Given entries:
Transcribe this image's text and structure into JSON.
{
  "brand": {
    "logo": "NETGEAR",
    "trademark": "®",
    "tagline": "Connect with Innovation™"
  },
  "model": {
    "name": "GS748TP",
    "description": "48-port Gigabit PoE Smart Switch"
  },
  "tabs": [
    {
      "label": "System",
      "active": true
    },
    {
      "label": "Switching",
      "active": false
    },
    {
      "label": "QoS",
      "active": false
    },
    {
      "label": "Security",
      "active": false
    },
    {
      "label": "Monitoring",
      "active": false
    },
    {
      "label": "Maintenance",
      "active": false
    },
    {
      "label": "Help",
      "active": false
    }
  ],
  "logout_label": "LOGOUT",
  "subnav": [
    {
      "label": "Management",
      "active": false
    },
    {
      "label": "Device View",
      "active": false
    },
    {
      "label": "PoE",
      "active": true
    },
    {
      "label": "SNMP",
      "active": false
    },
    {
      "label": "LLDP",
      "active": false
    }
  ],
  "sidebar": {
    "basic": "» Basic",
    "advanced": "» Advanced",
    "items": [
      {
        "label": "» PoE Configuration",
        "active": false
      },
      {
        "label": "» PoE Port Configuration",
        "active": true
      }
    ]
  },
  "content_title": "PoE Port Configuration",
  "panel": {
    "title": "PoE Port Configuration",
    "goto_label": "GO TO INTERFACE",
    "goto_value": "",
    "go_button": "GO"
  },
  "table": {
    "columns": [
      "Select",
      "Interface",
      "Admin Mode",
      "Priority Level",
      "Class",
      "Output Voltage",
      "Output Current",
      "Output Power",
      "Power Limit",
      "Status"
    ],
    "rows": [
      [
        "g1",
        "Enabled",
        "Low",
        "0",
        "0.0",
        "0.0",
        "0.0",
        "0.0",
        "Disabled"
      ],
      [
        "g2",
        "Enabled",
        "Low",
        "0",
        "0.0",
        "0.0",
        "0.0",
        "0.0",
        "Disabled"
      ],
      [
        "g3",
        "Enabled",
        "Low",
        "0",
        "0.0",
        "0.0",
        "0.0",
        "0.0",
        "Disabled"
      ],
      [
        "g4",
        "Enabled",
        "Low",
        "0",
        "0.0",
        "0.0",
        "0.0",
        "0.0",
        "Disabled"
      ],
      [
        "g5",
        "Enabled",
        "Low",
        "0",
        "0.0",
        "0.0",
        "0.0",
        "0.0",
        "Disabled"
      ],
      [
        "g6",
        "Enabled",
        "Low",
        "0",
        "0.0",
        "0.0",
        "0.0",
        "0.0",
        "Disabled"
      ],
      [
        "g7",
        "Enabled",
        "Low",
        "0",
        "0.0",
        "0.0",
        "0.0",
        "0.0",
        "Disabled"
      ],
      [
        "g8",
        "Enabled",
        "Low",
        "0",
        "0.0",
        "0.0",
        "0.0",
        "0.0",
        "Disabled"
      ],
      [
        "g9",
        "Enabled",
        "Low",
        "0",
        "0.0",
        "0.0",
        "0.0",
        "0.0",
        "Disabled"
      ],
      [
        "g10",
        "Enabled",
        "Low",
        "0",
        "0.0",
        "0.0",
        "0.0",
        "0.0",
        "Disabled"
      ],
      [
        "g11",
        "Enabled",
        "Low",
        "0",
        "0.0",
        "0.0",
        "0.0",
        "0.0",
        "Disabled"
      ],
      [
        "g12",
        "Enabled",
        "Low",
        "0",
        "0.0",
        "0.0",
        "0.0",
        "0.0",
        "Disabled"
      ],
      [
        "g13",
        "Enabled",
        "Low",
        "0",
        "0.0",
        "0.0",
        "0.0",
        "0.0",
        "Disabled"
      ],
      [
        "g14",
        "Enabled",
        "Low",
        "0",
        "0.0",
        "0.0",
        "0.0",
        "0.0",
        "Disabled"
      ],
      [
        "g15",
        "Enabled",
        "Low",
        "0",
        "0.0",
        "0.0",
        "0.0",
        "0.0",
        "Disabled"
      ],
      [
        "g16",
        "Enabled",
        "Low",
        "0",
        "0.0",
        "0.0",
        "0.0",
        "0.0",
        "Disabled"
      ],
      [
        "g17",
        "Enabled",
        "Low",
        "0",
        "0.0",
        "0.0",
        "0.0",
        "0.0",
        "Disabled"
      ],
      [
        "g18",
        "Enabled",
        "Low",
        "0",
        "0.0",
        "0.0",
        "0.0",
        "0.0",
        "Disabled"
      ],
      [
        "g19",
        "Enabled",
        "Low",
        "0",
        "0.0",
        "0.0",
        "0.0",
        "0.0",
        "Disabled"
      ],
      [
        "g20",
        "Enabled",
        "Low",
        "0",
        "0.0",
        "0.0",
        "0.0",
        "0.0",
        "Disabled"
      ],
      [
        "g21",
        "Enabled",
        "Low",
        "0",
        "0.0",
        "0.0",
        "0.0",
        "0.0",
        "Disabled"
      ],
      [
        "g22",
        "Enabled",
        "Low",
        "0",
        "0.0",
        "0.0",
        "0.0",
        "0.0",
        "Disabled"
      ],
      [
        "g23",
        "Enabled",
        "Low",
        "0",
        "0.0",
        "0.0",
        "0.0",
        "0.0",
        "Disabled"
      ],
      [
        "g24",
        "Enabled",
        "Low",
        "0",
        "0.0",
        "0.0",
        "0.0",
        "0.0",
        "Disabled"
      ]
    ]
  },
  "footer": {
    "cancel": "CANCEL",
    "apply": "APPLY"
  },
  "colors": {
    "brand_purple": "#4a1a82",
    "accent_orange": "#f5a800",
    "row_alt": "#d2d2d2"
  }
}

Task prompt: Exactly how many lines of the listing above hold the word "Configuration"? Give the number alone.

Solution for this exercise: 4